More than half of students sharing accommodation (51%) are doing so with 3 to 4 other people. Of those living in shared accommodation with others, 50% are living with people they have never met before. According to students, this leads to conflicts about keeping the kitchen tidy (47%), keeping common areas tidy (43%) and doing the washing up after meals (39%).

Commenting on the research, Rory Carty, Head of Youth Banking at Bank of Ireland, said:

“College life is complicated. From finding affordable accommodation to making time for studies, students in Ireland are working part time and trying to enjoy their social life too. Bank of Ireland’s Financial Wellbeing programme helps inform and educate students on spending and saving in a way that suits their needs, as we understand that this is a time when they can feel under financial pressure.

“To make the transition a little easier we are rewarding all our Bank of Ireland student customers with cashback offers that have been designed by students for students, such as free NOW TV passes, 30% cashback on every Just Eat order and €5 cashback on a €20 spend in Maxol, offering value throughout the college year.”

To help ease the growing pains and make student life that bit less complicated, Bank of Ireland is proud to provide students with exclusive tailored rewards from partners such as Just Eat and NOW TV. To access these rewards and many more, student simply need to register their Visa Debit Card with Bank of Ireland’s Live Life Rewards programme at In addition the bank will run a series of Financial Wellbeing Workshops and Seminars on campuses across Ireland over the coming months.

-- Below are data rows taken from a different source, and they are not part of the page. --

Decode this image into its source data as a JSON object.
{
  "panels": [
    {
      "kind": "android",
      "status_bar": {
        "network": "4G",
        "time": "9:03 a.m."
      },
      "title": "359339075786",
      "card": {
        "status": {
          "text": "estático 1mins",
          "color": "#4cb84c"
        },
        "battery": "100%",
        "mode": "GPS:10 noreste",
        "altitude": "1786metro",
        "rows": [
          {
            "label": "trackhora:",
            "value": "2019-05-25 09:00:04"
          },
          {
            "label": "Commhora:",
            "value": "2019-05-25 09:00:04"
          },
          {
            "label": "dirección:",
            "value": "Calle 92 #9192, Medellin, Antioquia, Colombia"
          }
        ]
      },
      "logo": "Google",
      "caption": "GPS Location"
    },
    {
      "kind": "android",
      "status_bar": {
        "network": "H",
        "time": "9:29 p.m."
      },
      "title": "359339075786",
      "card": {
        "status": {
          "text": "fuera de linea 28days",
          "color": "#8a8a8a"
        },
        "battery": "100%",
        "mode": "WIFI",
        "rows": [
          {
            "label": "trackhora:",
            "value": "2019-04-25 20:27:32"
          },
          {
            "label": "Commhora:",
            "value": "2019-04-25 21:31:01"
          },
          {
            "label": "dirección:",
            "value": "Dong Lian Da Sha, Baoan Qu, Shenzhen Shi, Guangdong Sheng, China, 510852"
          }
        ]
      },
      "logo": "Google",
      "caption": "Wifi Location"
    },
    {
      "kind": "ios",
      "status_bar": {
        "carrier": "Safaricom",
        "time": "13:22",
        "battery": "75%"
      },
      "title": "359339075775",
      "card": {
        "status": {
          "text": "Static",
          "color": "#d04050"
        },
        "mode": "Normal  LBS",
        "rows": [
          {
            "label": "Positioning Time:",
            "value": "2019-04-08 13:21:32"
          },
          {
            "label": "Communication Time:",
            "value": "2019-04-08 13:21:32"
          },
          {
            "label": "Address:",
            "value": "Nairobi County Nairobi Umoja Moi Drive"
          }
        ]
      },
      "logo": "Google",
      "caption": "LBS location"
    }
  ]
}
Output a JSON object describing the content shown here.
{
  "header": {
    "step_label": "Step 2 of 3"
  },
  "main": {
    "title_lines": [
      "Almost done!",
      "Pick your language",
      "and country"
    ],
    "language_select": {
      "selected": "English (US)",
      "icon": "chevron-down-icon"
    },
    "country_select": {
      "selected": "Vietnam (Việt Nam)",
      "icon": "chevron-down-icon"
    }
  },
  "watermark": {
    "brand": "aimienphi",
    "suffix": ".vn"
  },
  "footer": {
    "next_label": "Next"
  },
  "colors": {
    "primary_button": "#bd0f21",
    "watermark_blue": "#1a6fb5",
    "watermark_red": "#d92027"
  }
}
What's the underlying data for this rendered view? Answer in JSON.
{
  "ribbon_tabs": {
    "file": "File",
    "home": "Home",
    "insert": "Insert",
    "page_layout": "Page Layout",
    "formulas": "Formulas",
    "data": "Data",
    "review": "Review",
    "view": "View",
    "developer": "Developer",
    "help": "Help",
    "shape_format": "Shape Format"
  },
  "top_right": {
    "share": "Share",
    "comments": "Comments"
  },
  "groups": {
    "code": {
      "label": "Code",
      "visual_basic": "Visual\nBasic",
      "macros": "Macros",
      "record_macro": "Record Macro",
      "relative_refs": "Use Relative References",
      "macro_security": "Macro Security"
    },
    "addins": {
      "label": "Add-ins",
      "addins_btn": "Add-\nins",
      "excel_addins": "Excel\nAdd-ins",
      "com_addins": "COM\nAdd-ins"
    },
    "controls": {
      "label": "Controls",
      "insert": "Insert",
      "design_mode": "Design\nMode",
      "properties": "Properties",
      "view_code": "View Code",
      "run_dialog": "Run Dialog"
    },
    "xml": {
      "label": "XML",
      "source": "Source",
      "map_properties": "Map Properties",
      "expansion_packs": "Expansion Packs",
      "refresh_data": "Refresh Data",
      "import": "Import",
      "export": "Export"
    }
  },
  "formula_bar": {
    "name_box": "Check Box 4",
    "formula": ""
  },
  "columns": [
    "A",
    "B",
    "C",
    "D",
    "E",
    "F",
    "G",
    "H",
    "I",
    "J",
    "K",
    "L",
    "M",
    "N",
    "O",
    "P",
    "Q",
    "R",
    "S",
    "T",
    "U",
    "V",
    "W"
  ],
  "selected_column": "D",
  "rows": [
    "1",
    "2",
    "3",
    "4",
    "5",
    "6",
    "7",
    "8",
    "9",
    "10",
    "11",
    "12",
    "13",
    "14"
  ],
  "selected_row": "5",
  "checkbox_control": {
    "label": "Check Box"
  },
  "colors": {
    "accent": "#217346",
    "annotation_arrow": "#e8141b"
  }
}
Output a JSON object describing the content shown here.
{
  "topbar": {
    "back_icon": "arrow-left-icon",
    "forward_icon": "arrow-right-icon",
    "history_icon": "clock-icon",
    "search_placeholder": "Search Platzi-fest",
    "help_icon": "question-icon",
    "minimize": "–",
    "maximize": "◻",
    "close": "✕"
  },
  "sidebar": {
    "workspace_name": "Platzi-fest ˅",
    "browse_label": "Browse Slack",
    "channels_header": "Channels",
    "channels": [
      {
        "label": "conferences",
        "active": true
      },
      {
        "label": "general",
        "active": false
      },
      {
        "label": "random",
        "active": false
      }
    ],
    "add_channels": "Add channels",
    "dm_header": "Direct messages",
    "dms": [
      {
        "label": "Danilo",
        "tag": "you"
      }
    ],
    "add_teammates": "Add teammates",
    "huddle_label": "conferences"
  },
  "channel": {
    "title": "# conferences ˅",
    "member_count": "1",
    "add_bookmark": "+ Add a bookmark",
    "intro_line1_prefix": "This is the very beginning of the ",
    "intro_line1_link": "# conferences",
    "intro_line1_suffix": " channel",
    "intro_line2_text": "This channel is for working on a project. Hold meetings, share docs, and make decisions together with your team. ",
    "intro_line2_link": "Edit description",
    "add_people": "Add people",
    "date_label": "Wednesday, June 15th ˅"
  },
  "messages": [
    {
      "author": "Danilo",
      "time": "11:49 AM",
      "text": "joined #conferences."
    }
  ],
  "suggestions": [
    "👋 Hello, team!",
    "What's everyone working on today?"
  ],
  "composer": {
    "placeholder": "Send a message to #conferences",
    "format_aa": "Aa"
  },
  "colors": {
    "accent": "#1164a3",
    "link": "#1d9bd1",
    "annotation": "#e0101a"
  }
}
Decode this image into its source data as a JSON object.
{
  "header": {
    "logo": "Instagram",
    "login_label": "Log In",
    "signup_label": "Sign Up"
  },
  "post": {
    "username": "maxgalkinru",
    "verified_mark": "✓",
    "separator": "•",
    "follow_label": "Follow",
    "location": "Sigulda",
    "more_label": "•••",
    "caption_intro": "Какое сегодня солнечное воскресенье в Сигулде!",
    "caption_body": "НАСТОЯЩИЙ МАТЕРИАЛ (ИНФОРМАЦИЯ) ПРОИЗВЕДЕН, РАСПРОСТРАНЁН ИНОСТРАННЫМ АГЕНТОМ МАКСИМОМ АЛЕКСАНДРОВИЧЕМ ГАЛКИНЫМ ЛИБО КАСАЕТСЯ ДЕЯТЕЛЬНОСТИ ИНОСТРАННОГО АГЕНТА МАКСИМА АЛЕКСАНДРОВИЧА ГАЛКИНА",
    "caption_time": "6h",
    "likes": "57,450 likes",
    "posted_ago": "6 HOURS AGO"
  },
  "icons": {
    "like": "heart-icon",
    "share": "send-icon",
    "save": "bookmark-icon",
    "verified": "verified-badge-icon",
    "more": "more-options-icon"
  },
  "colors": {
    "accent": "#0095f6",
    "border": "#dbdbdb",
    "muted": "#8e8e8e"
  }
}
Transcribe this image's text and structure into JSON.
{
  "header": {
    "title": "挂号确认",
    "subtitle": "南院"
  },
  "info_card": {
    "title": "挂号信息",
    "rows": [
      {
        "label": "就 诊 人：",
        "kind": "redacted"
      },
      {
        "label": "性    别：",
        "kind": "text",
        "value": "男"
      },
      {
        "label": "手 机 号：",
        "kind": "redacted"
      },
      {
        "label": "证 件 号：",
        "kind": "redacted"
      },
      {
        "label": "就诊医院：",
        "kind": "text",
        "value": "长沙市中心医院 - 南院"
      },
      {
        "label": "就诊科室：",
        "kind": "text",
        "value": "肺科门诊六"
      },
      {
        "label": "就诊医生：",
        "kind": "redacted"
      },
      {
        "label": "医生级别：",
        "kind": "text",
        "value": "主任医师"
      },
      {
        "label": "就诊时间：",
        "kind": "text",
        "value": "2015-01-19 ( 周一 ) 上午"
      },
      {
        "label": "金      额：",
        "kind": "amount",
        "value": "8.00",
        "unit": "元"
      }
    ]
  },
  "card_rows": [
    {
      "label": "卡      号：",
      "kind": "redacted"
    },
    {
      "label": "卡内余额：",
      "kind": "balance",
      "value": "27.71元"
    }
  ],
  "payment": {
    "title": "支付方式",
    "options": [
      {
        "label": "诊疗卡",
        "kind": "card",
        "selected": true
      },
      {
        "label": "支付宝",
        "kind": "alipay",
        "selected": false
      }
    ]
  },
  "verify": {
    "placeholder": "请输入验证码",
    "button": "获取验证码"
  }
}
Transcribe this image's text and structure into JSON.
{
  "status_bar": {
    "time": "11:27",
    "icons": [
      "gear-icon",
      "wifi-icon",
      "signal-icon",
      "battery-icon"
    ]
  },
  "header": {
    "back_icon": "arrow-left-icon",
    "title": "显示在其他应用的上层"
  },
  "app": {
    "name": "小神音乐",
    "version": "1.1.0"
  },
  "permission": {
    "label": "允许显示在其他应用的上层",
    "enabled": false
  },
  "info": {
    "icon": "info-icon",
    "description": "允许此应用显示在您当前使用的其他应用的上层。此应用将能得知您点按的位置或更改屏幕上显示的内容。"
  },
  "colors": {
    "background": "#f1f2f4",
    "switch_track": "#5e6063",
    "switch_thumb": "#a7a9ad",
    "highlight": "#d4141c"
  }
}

For further information on Bank of Ireland’s 3rd level current account visit

For further information on Financial Wellbeing visit